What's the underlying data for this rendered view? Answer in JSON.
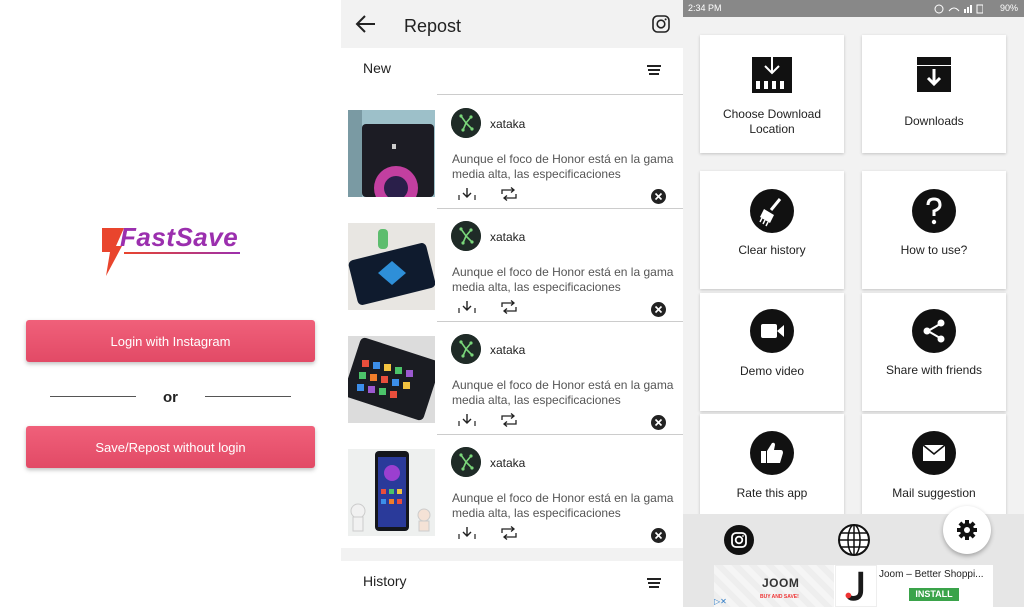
{
  "login_screen": {
    "brand": "FastSave",
    "login_button": "Login with Instagram",
    "or_text": "or",
    "no_login_button": "Save/Repost without login"
  },
  "repost_screen": {
    "title": "Repost",
    "new_section": "New",
    "history_section": "History",
    "posts": [
      {
        "user": "xataka",
        "caption": "Aunque el foco de Honor está en la gama media alta, las especificaciones"
      },
      {
        "user": "xataka",
        "caption": "Aunque el foco de Honor está en la gama media alta, las especificaciones"
      },
      {
        "user": "xataka",
        "caption": "Aunque el foco de Honor está en la gama media alta, las especificaciones"
      },
      {
        "user": "xataka",
        "caption": "Aunque el foco de Honor está en la gama media alta, las especificaciones"
      }
    ]
  },
  "menu_screen": {
    "status": {
      "time": "2:34 PM",
      "battery": "90%"
    },
    "tiles": [
      {
        "label_line1": "Choose Download",
        "label_line2": "Location",
        "icon": "download-location-icon"
      },
      {
        "label_line1": "Downloads",
        "label_line2": "",
        "icon": "downloads-box-icon"
      },
      {
        "label_line1": "Clear history",
        "label_line2": "",
        "icon": "broom-icon"
      },
      {
        "label_line1": "How to use?",
        "label_line2": "",
        "icon": "question-icon"
      },
      {
        "label_line1": "Demo video",
        "label_line2": "",
        "icon": "video-camera-icon"
      },
      {
        "label_line1": "Share with friends",
        "label_line2": "",
        "icon": "share-icon"
      },
      {
        "label_line1": "Rate this app",
        "label_line2": "",
        "icon": "thumbs-up-icon"
      },
      {
        "label_line1": "Mail suggestion",
        "label_line2": "",
        "icon": "mail-icon"
      }
    ],
    "ad": {
      "brand": "JOOM",
      "tagline": "BUY AND SAVE!",
      "title": "Joom – Better Shoppi...",
      "install": "INSTALL"
    }
  },
  "colors": {
    "accent": "#e24a66",
    "dark_icon": "#111111"
  }
}
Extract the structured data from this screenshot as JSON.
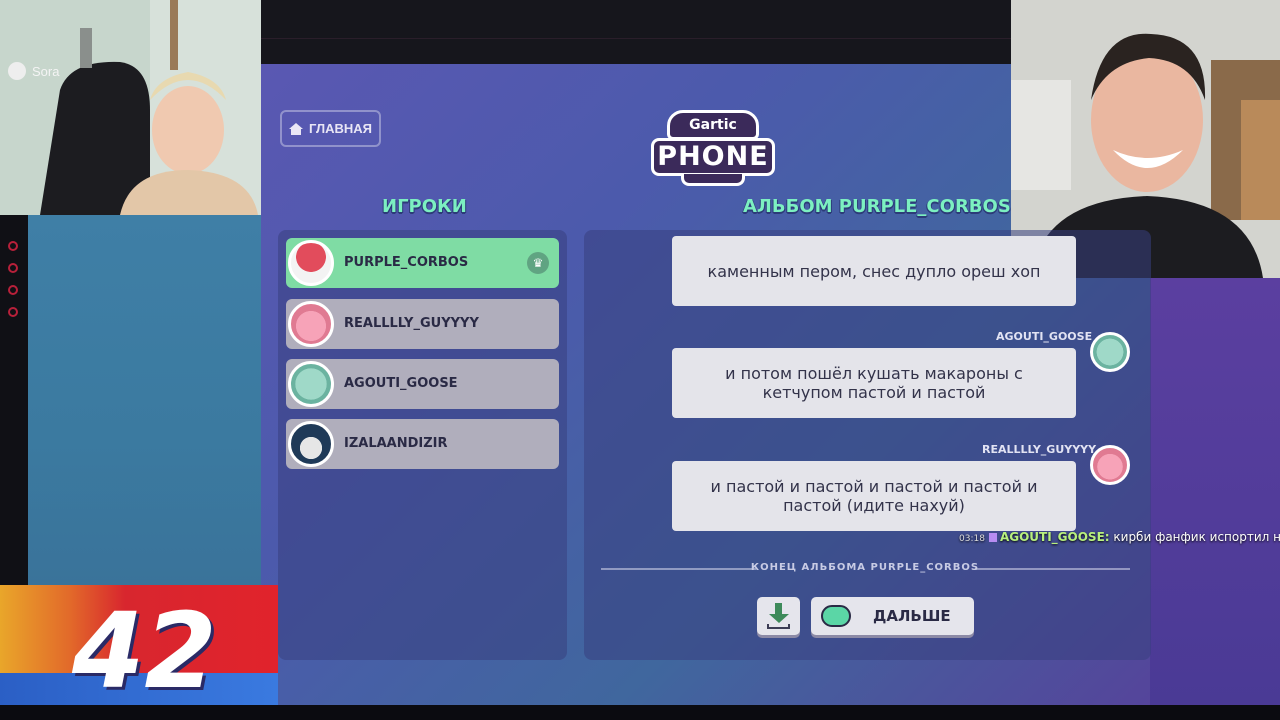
{
  "overlay": {
    "cam_left_label": "Sora",
    "counter_value": "42"
  },
  "header": {
    "home_label": "ГЛАВНАЯ",
    "logo_top": "Gartic",
    "logo_main": "PHONE"
  },
  "players": {
    "title": "ИГРОКИ",
    "items": [
      {
        "name": "PURPLE_CORBOS",
        "avatar": "mushroom-avatar",
        "active": true,
        "host_icon": "crown-icon"
      },
      {
        "name": "REALLLLY_GUYYYY",
        "avatar": "pig-avatar",
        "active": false
      },
      {
        "name": "AGOUTI_GOOSE",
        "avatar": "ghost-avatar",
        "active": false
      },
      {
        "name": "IZALAANDIZIR",
        "avatar": "skull-avatar",
        "active": false
      }
    ]
  },
  "album": {
    "title": "АЛЬБОМ PURPLE_CORBOS",
    "entries": [
      {
        "author": "",
        "text": "каменным пером, снес дупло ореш хоп"
      },
      {
        "author": "AGOUTI_GOOSE",
        "text": "и потом пошёл кушать макароны с кетчупом пастой и пастой"
      },
      {
        "author": "REALLLLY_GUYYYY",
        "text": "и пастой и пастой и пастой и пастой и пастой (идите нахуй)"
      }
    ],
    "end_label": "КОНЕЦ АЛЬБОМА PURPLE_CORBOS",
    "next_label": "ДАЛЬШЕ"
  },
  "chat": {
    "time": "03:18",
    "user": "AGOUTI_GOOSE:",
    "message": "кирби фанфик испортил нахуй"
  },
  "colors": {
    "accent_green": "#7cf0c1",
    "active_player": "#7fdca4",
    "inactive_player": "#b0aebc"
  }
}
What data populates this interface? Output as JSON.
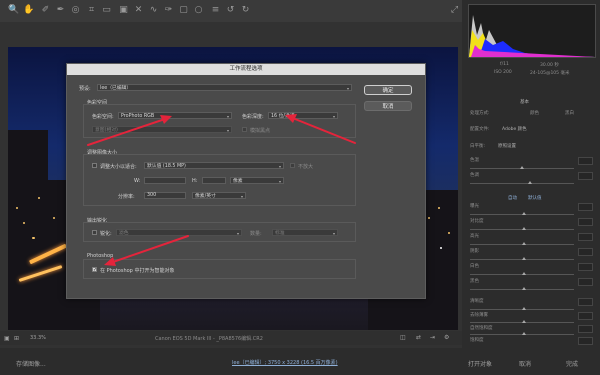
{
  "dialog": {
    "title": "工作流程选项",
    "preset_label": "预设:",
    "preset_value": "lee（已编辑）",
    "ok_label": "确定",
    "cancel_label": "取消",
    "color_space": {
      "section": "色彩空间",
      "space_label": "色彩空间:",
      "space_value": "ProPhoto RGB",
      "depth_label": "色彩深度:",
      "depth_value": "16 位/通道",
      "intent_value": "意图(相对)",
      "blackpoint_label": "模拟黑点"
    },
    "resize": {
      "section": "调整图像大小",
      "fit_label": "调整大小以适合:",
      "fit_value": "默认值 (18.5 MP)",
      "enlarge_label": "不放大",
      "w_label": "W:",
      "h_label": "H:",
      "units_value": "像素",
      "res_label": "分辨率:",
      "res_value": "300",
      "res_units": "像素/英寸"
    },
    "sharpen": {
      "section": "输出锐化",
      "sharpen_label": "锐化:",
      "sharpen_for": "滤色",
      "amount_label": "数量:",
      "amount_value": "标准"
    },
    "photoshop": {
      "section": "Photoshop",
      "smart_object_label": "在 Photoshop 中打开为智能对象",
      "smart_object_checked": true
    }
  },
  "status": {
    "zoom": "33.3%",
    "camera": "Canon EOS 5D Mark III - _P8A8576编辑.CR2"
  },
  "bottom": {
    "save_label": "存储图像...",
    "info": "lee（已编辑）; 3750 x 3228 (16.5 百万像素)",
    "open_label": "打开对象",
    "cancel_label": "取消",
    "done_label": "完成"
  },
  "right_panel": {
    "camera_info": [
      "f/11",
      "30.00 秒",
      "ISO 200",
      "24-105@105 毫米"
    ],
    "basic_title": "基本",
    "treatment_label": "处理方式:",
    "color_label": "颜色",
    "bw_label": "黑白",
    "profile_label": "配置文件:",
    "profile_value": "Adobe 颜色",
    "wb_label": "白平衡:",
    "wb_value": "原照设置",
    "sliders": [
      "色温",
      "色调",
      "曝光",
      "对比度",
      "高光",
      "阴影",
      "白色",
      "黑色",
      "清晰度",
      "去除薄雾",
      "自然饱和度",
      "饱和度"
    ],
    "auto_label": "自动",
    "default_label": "默认值"
  },
  "colors": {
    "annotation": "#e4243b",
    "dialog_bg": "#4a4a4a",
    "title_bar": "#dedede"
  }
}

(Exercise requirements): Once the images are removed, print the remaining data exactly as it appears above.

(Answer section):
What's the underlying data for this rendered view? Answer in JSON.
{
  "login_screen": {
    "brand": "FastSave",
    "login_button": "Login with Instagram",
    "or_text": "or",
    "no_login_button": "Save/Repost without login"
  },
  "repost_screen": {
    "title": "Repost",
    "new_section": "New",
    "history_section": "History",
    "posts": [
      {
        "user": "xataka",
        "caption": "Aunque el foco de Honor está en la gama media alta, las especificaciones"
      },
      {
        "user": "xataka",
        "caption": "Aunque el foco de Honor está en la gama media alta, las especificaciones"
      },
      {
        "user": "xataka",
        "caption": "Aunque el foco de Honor está en la gama media alta, las especificaciones"
      },
      {
        "user": "xataka",
        "caption": "Aunque el foco de Honor está en la gama media alta, las especificaciones"
      }
    ]
  },
  "menu_screen": {
    "status": {
      "time": "2:34 PM",
      "battery": "90%"
    },
    "tiles": [
      {
        "label_line1": "Choose Download",
        "label_line2": "Location",
        "icon": "download-location-icon"
      },
      {
        "label_line1": "Downloads",
        "label_line2": "",
        "icon": "downloads-box-icon"
      },
      {
        "label_line1": "Clear history",
        "label_line2": "",
        "icon": "broom-icon"
      },
      {
        "label_line1": "How to use?",
        "label_line2": "",
        "icon": "question-icon"
      },
      {
        "label_line1": "Demo video",
        "label_line2": "",
        "icon": "video-camera-icon"
      },
      {
        "label_line1": "Share with friends",
        "label_line2": "",
        "icon": "share-icon"
      },
      {
        "label_line1": "Rate this app",
        "label_line2": "",
        "icon": "thumbs-up-icon"
      },
      {
        "label_line1": "Mail suggestion",
        "label_line2": "",
        "icon": "mail-icon"
      }
    ],
    "ad": {
      "brand": "JOOM",
      "tagline": "BUY AND SAVE!",
      "title": "Joom – Better Shoppi...",
      "install": "INSTALL"
    }
  },
  "colors": {
    "accent": "#e24a66",
    "dark_icon": "#111111"
  }
}
Extract the structured data from this screenshot as JSON.
{
  "overlay": {
    "cam_left_label": "Sora",
    "counter_value": "42"
  },
  "header": {
    "home_label": "ГЛАВНАЯ",
    "logo_top": "Gartic",
    "logo_main": "PHONE"
  },
  "players": {
    "title": "ИГРОКИ",
    "items": [
      {
        "name": "PURPLE_CORBOS",
        "avatar": "mushroom-avatar",
        "active": true,
        "host_icon": "crown-icon"
      },
      {
        "name": "REALLLLY_GUYYYY",
        "avatar": "pig-avatar",
        "active": false
      },
      {
        "name": "AGOUTI_GOOSE",
        "avatar": "ghost-avatar",
        "active": false
      },
      {
        "name": "IZALAANDIZIR",
        "avatar": "skull-avatar",
        "active": false
      }
    ]
  },
  "album": {
    "title": "АЛЬБОМ PURPLE_CORBOS",
    "entries": [
      {
        "author": "",
        "text": "каменным пером, снес дупло ореш хоп"
      },
      {
        "author": "AGOUTI_GOOSE",
        "text": "и потом пошёл кушать макароны с кетчупом пастой и пастой"
      },
      {
        "author": "REALLLLY_GUYYYY",
        "text": "и пастой и пастой и пастой и пастой и пастой (идите нахуй)"
      }
    ],
    "end_label": "КОНЕЦ АЛЬБОМА PURPLE_CORBOS",
    "next_label": "ДАЛЬШЕ"
  },
  "chat": {
    "time": "03:18",
    "user": "AGOUTI_GOOSE:",
    "message": "кирби фанфик испортил нахуй"
  },
  "colors": {
    "accent_green": "#7cf0c1",
    "active_player": "#7fdca4",
    "inactive_player": "#b0aebc"
  }
}
What data populates this interface? Output as JSON.
{
  "dialog": {
    "title": "工作流程选项",
    "preset_label": "预设:",
    "preset_value": "lee（已编辑）",
    "ok_label": "确定",
    "cancel_label": "取消",
    "color_space": {
      "section": "色彩空间",
      "space_label": "色彩空间:",
      "space_value": "ProPhoto RGB",
      "depth_label": "色彩深度:",
      "depth_value": "16 位/通道",
      "intent_value": "意图(相对)",
      "blackpoint_label": "模拟黑点"
    },
    "resize": {
      "section": "调整图像大小",
      "fit_label": "调整大小以适合:",
      "fit_value": "默认值 (18.5 MP)",
      "enlarge_label": "不放大",
      "w_label": "W:",
      "h_label": "H:",
      "units_value": "像素",
      "res_label": "分辨率:",
      "res_value": "300",
      "res_units": "像素/英寸"
    },
    "sharpen": {
      "section": "输出锐化",
      "sharpen_label": "锐化:",
      "sharpen_for": "滤色",
      "amount_label": "数量:",
      "amount_value": "标准"
    },
    "photoshop": {
      "section": "Photoshop",
      "smart_object_label": "在 Photoshop 中打开为智能对象",
      "smart_object_checked": true
    }
  },
  "status": {
    "zoom": "33.3%",
    "camera": "Canon EOS 5D Mark III - _P8A8576编辑.CR2"
  },
  "bottom": {
    "save_label": "存储图像...",
    "info": "lee（已编辑）; 3750 x 3228 (16.5 百万像素)",
    "open_label": "打开对象",
    "cancel_label": "取消",
    "done_label": "完成"
  },
  "right_panel": {
    "camera_info": [
      "f/11",
      "30.00 秒",
      "ISO 200",
      "24-105@105 毫米"
    ],
    "basic_title": "基本",
    "treatment_label": "处理方式:",
    "color_label": "颜色",
    "bw_label": "黑白",
    "profile_label": "配置文件:",
    "profile_value": "Adobe 颜色",
    "wb_label": "白平衡:",
    "wb_value": "原照设置",
    "sliders": [
      "色温",
      "色调",
      "曝光",
      "对比度",
      "高光",
      "阴影",
      "白色",
      "黑色",
      "清晰度",
      "去除薄雾",
      "自然饱和度",
      "饱和度"
    ],
    "auto_label": "自动",
    "default_label": "默认值"
  },
  "colors": {
    "annotation": "#e4243b",
    "dialog_bg": "#4a4a4a",
    "title_bar": "#dedede"
  }
}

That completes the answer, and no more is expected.